Here, then, was the test of the Federer confidence that had dipped with back-injury last year. He went 15-30 down against a Djokovic wide-eyed with focus, but took control with a forehand winner, an ace and, appropriately enough, a volley winner to seize set and match, 6-4.
Yes, the fitness and confidence are undoubtedly back, and he could not stop beaming when asked whether he was playing his best tennis of the year: “Yes, I think maybe I am.”
A tally of 35 winners to 23 errors would not disagree, and nor did Djokovic: “I think I did not play too bad. It’s just that he played everything he wanted to play. He played the perfect match. I think he’s going to tell you how he felt, but that’s how I felt he played. He played an amazing match.”
In his fifth Masters final of the year, Federer will face Gilles Simon, who has been playing the kind of smart, nimble, error-free tennis that took him to No6 in the world a few years back and unpicked the big serve-and-volley game of Feliciano Lopez, 6-2, 7-6.
And Simon’s coach, notebook in hand, was watching Federer with great interest: Tactically, the Frenchman is as smart as they come. He won his first two matches against Federer and took the Swiss to five sets in both previous Grand Slam meetings.

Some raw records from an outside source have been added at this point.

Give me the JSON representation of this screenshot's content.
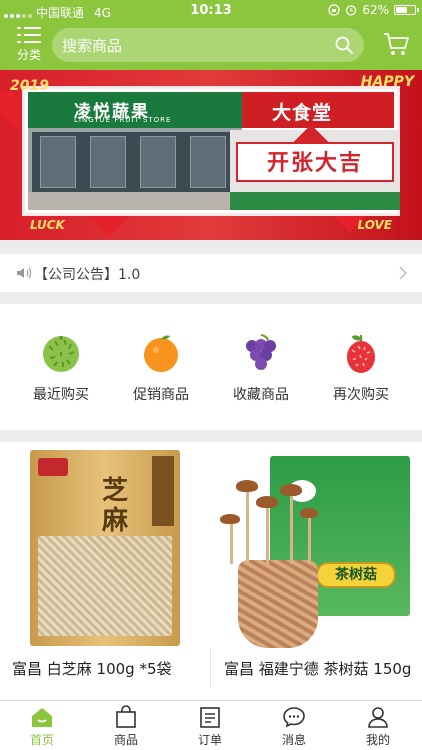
{
  "status_bar": {
    "carrier": "中国联通",
    "network": "4G",
    "time": "10:13",
    "battery": "62%",
    "battery_level": 0.62
  },
  "header": {
    "category_label": "分类",
    "search_placeholder": "搜索商品",
    "accent_color": "#8cc63f"
  },
  "banner": {
    "store_name": "凌悦蔬果",
    "store_name_en": "LINGYUE FRUIT STORE",
    "sign_right": "大食堂",
    "opening_text": "开张大吉",
    "year_text": "2019",
    "happy_text": "HAPPY",
    "luck_text": "LUCK",
    "love_text": "LOVE"
  },
  "announcement": {
    "text": "【公司公告】1.0"
  },
  "quick_entries": [
    {
      "label": "最近购买",
      "icon": "durian-icon"
    },
    {
      "label": "促销商品",
      "icon": "orange-icon"
    },
    {
      "label": "收藏商品",
      "icon": "grape-icon"
    },
    {
      "label": "再次购买",
      "icon": "lychee-icon"
    }
  ],
  "products": [
    {
      "name": "富昌 白芝麻 100g *5袋",
      "package_title": "芝麻"
    },
    {
      "name": "富昌 福建宁德 茶树菇 150g",
      "package_title": "茶树菇"
    }
  ],
  "tabbar": [
    {
      "label": "首页",
      "icon": "home-icon",
      "active": true
    },
    {
      "label": "商品",
      "icon": "bag-icon",
      "active": false
    },
    {
      "label": "订单",
      "icon": "order-icon",
      "active": false
    },
    {
      "label": "消息",
      "icon": "message-icon",
      "active": false
    },
    {
      "label": "我的",
      "icon": "profile-icon",
      "active": false
    }
  ]
}
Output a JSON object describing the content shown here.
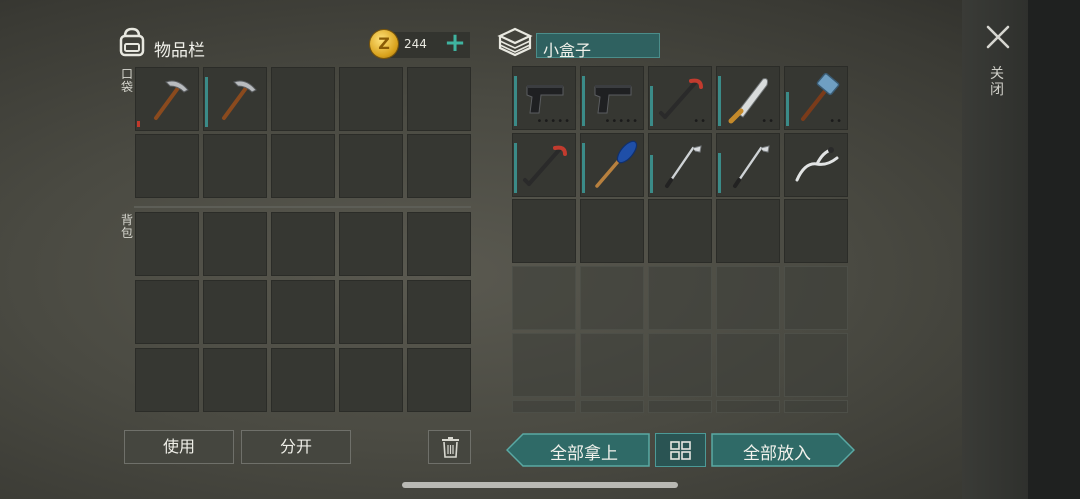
{
  "inventory": {
    "title": "物品栏",
    "coins": "244",
    "coin_symbol": "Z",
    "plus_label": "+",
    "pockets_label": "口袋",
    "backpack_label": "背包",
    "pocket_slots": [
      {
        "icon": "pickaxe-icon",
        "durability_low": true
      },
      {
        "icon": "pickaxe-icon",
        "durability_low": false
      },
      {
        "icon": null
      },
      {
        "icon": null
      },
      {
        "icon": null
      },
      {
        "icon": null
      },
      {
        "icon": null
      },
      {
        "icon": null
      },
      {
        "icon": null
      },
      {
        "icon": null
      }
    ],
    "backpack_rows": 3,
    "backpack_cols": 5
  },
  "container": {
    "name": "小盒子",
    "slots": [
      {
        "icon": "pistol-icon"
      },
      {
        "icon": "pistol-icon"
      },
      {
        "icon": "crowbar-icon"
      },
      {
        "icon": "machete-icon"
      },
      {
        "icon": "sledgehammer-icon"
      },
      {
        "icon": "crowbar-icon"
      },
      {
        "icon": "oar-icon"
      },
      {
        "icon": "golf-club-icon"
      },
      {
        "icon": "golf-club-icon"
      },
      {
        "icon": "handlebar-icon"
      }
    ]
  },
  "buttons": {
    "use": "使用",
    "split": "分开",
    "take_all": "全部拿上",
    "put_all": "全部放入"
  },
  "close_label": "关闭",
  "colors": {
    "accent_teal": "#3b8b88",
    "coin_gold": "#d9a21c"
  }
}
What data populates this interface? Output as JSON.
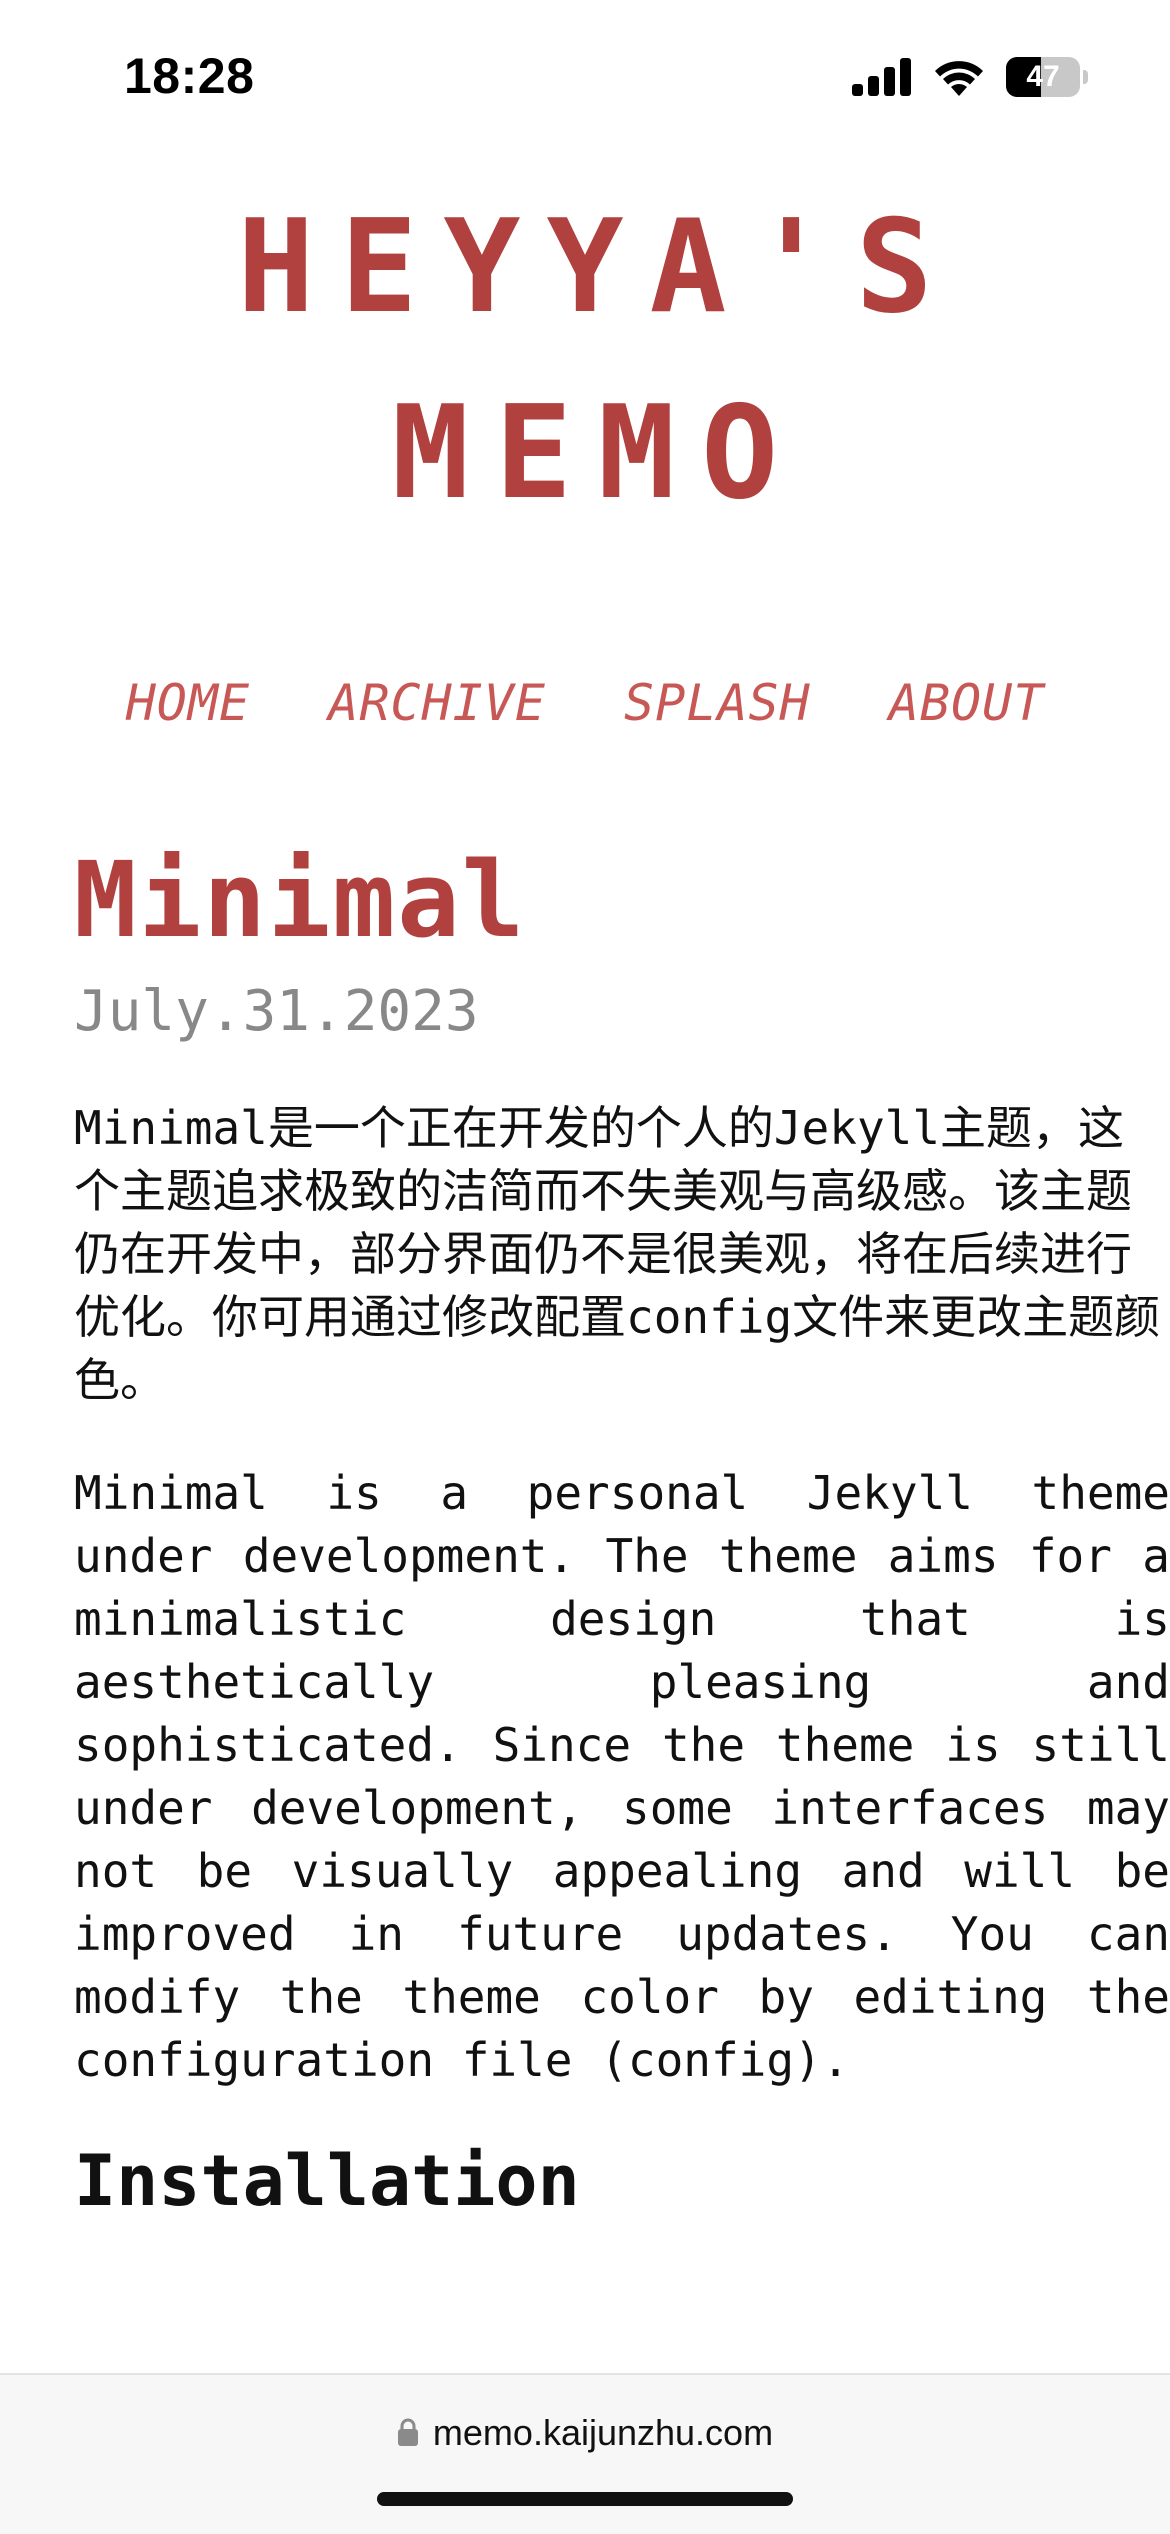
{
  "status_bar": {
    "time": "18:28",
    "battery_level": "47",
    "battery_fraction": 0.47
  },
  "site": {
    "title_line1": "HEYYA'S",
    "title_line2": "MEMO",
    "accent_color": "#b0413e"
  },
  "nav": {
    "items": [
      {
        "label": "HOME"
      },
      {
        "label": "ARCHIVE"
      },
      {
        "label": "SPLASH"
      },
      {
        "label": "ABOUT"
      }
    ]
  },
  "post": {
    "title": "Minimal",
    "date": "July.31.2023",
    "paragraph_cn": "Minimal是一个正在开发的个人的Jekyll主题，这个主题追求极致的洁简而不失美观与高级感。该主题仍在开发中，部分界面仍不是很美观，将在后续进行优化。你可用通过修改配置config文件来更改主题颜色。",
    "paragraph_en": "Minimal is a personal Jekyll theme under development. The theme aims for a minimalistic design that is aesthetically pleasing and sophisticated. Since the theme is still under development, some interfaces may not be visually appealing and will be improved in future updates. You can modify the theme color by editing the configuration file (config).",
    "section_heading": "Installation"
  },
  "browser": {
    "url": "memo.kaijunzhu.com",
    "lock_icon": "lock-icon"
  }
}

It promises to be an intriguing match of contrasts, of mental resolve, of smartness and quick thinking.